Acciona turbine leaks oil and hydraulic fluids at an operating wind plant sited along the Tehuantepec isthmus in Mexico. Similar complaints of pollution have been reported throughout the area.
Besides the lack of information, and of free, prior and informed consent, as the law and international conventions require, indigenous people complain about impacts on migratory birds, rise in temperatures in areas with solar panels and water pollution caused by leaks from wind towers. ... the process of energy development has legal loopholes that have to do with superficial contracts and environmental impact studies.
Renewable energy from south of the border is beginning to make a big impact on the American side. Looming over the dry desert scrub, as high as a 25-story building, the giant turbines of the Energía Sierra Juárez wind farm punctuate the horizon just south of the California border, an otherworldly array of white tubular towers each topped with three, 12-ton blades.
This important decision by the U.S. District Court of the Southern District in California found that the Department of Energy failed to follow NEPA when it issued a permit to construct a transmission line that crossed over from Mexico into the United States. The Court order that since the U.S. portion of the Line and the Mexican portion of the Line were literally "two links of a single chain" connecting the Substation to the ESJ Wind Farm, the DOE was required to consider the impacts of the project on Mexico. Portions of the decision are shown below. The full report can be accessed by clicking the document link on this page.

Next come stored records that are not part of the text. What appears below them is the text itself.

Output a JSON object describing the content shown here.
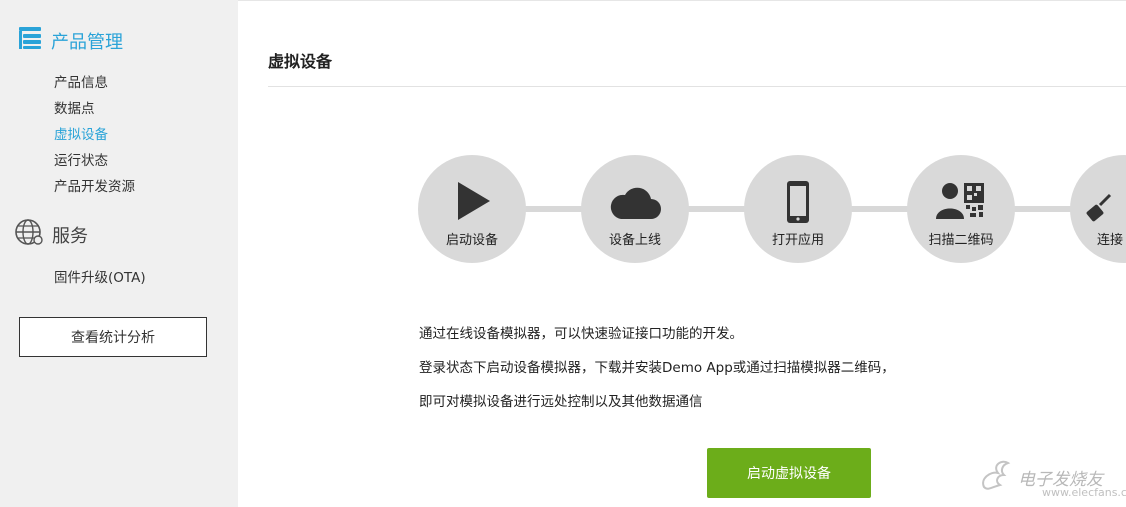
{
  "sidebar": {
    "product_section": {
      "title": "产品管理",
      "icon": "stack-icon"
    },
    "product_items": [
      {
        "label": "产品信息",
        "active": false
      },
      {
        "label": "数据点",
        "active": false
      },
      {
        "label": "虚拟设备",
        "active": true
      },
      {
        "label": "运行状态",
        "active": false
      },
      {
        "label": "产品开发资源",
        "active": false
      }
    ],
    "service_section": {
      "title": "服务",
      "icon": "globe-icon"
    },
    "service_items": [
      {
        "label": "固件升级(OTA)"
      }
    ],
    "stats_button": "查看统计分析"
  },
  "main": {
    "title": "虚拟设备",
    "steps": [
      {
        "label": "启动设备",
        "icon": "play-icon"
      },
      {
        "label": "设备上线",
        "icon": "cloud-icon"
      },
      {
        "label": "打开应用",
        "icon": "phone-icon"
      },
      {
        "label": "扫描二维码",
        "icon": "qr-scan-icon"
      },
      {
        "label": "连接",
        "icon": "plug-icon"
      }
    ],
    "description": [
      "通过在线设备模拟器，可以快速验证接口功能的开发。",
      "登录状态下启动设备模拟器，下载并安装Demo App或通过扫描模拟器二维码，",
      "即可对模拟设备进行远处控制以及其他数据通信"
    ],
    "launch_button": "启动虚拟设备"
  },
  "watermark": {
    "text": "电子发烧友",
    "sub": "www.elecfans.com"
  },
  "colors": {
    "accent": "#2aa3d8",
    "button_green": "#6cad1a",
    "sidebar_bg": "#f0f0f0",
    "step_circle": "#d9d9d9"
  }
}
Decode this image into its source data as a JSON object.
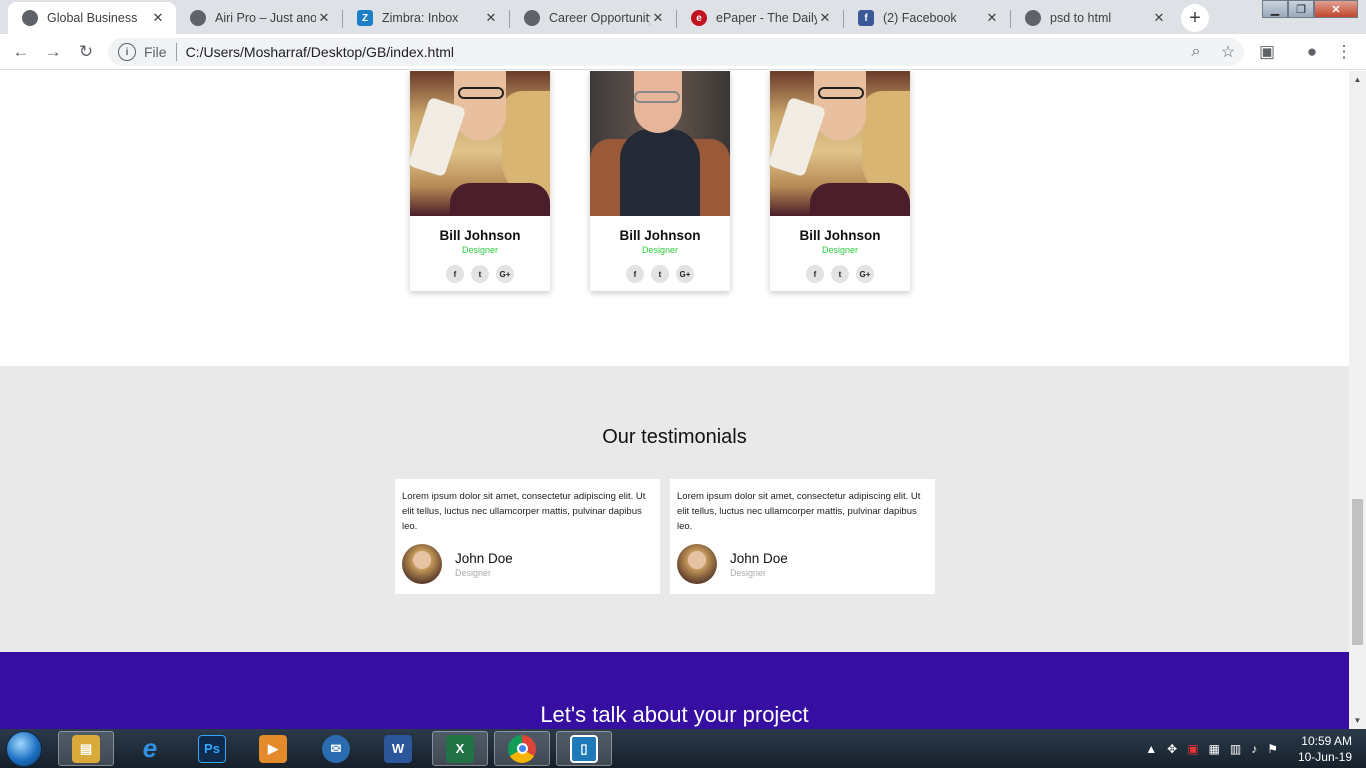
{
  "browser": {
    "tabs": [
      {
        "title": "Global Business",
        "icon": "globe-icon",
        "active": true
      },
      {
        "title": "Airi Pro – Just anoth",
        "icon": "globe-icon",
        "active": false
      },
      {
        "title": "Zimbra: Inbox",
        "icon": "zimbra-icon",
        "active": false
      },
      {
        "title": "Career Opportunity",
        "icon": "globe-icon",
        "active": false
      },
      {
        "title": "ePaper - The Daily",
        "icon": "epaper-icon",
        "active": false
      },
      {
        "title": "(2) Facebook",
        "icon": "facebook-icon",
        "active": false
      },
      {
        "title": "psd to html",
        "icon": "globe-icon",
        "active": false
      }
    ],
    "address": {
      "scheme": "File",
      "url": "C:/Users/Mosharraf/Desktop/GB/index.html"
    }
  },
  "team": {
    "members": [
      {
        "name": "Bill Johnson",
        "role": "Designer",
        "photo": "woman-with-coffee"
      },
      {
        "name": "Bill Johnson",
        "role": "Designer",
        "photo": "man-with-glasses"
      },
      {
        "name": "Bill Johnson",
        "role": "Designer",
        "photo": "woman-with-coffee"
      }
    ],
    "social_icons": [
      "facebook-icon",
      "twitter-icon",
      "google-plus-icon"
    ]
  },
  "testimonials": {
    "heading": "Our testimonials",
    "items": [
      {
        "text": "Lorem ipsum dolor sit amet, consectetur adipiscing elit. Ut elit tellus, luctus nec ullamcorper mattis, pulvinar dapibus leo.",
        "author": "John Doe",
        "role": "Designer"
      },
      {
        "text": "Lorem ipsum dolor sit amet, consectetur adipiscing elit. Ut elit tellus, luctus nec ullamcorper mattis, pulvinar dapibus leo.",
        "author": "John Doe",
        "role": "Designer"
      }
    ]
  },
  "cta": {
    "heading": "Let's talk about your project"
  },
  "taskbar": {
    "apps": [
      "windows-explorer",
      "internet-explorer",
      "photoshop",
      "media-player",
      "thunderbird",
      "word",
      "excel",
      "chrome",
      "frame-app"
    ],
    "clock": {
      "time": "10:59 AM",
      "date": "10-Jun-19"
    }
  },
  "colors": {
    "accent_green": "#2ecc40",
    "cta_purple": "#360fa2",
    "testimonial_bg": "#e9e9e9"
  }
}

Mexican and foreign energy companies have paid off local power brokers to bring landowners on board, according to lawyers and activists. Yet in some cases, money they had donated for social projects evaporated in the hands of municipal officials. “We’ve had years of wind projects, but poverty is the same.”
Dutch pension fund manager PGGM is abandoning a 396-MW project in Mexico after several years of delays due to community resistance, Dutch media reported this week.
On the Isthmus of Tehuantepec, a strong wind is always blowing, which makes it one of the best places in the world to generate wind energy. Since 1994, 24 wind farms have been erected in the region. One proposal, to be funded by Dutch pension fund manager PGGM would include 132 turbines. At 396 megawatts, it would be the largest wind farm in Mexico. The project is budgeted at 750 million euros. Other investors to the project included Mitsubishi and the Australian investment group Macquarie.
The analysis also reveals that the well publicized U.S. wind drought of early 2015 – which hit wind farms in California and Texas particularly hard – also had a far-reaching effect on much of northern and central Mexico: First-quarter wind speeds in this region were 5%-20% below normal.
This useful paper provides a detailed review of wind energy development in southern Mexico and the resulting opposition to the projects. Excerpts of the paper are provided below. The full paper can be accessed by selecting the links on this page.
A palm hat worn down by time covers the face of Celestino Bortolo Teran, a 60-year-old Indigenous Zapotec man. He walks behind his ox team as they open furrows in the earth. A 17-year-old youth trails behind, sowing white, red and black corn, engaging in a ritual of ancient knowledge shared between local people and the earth.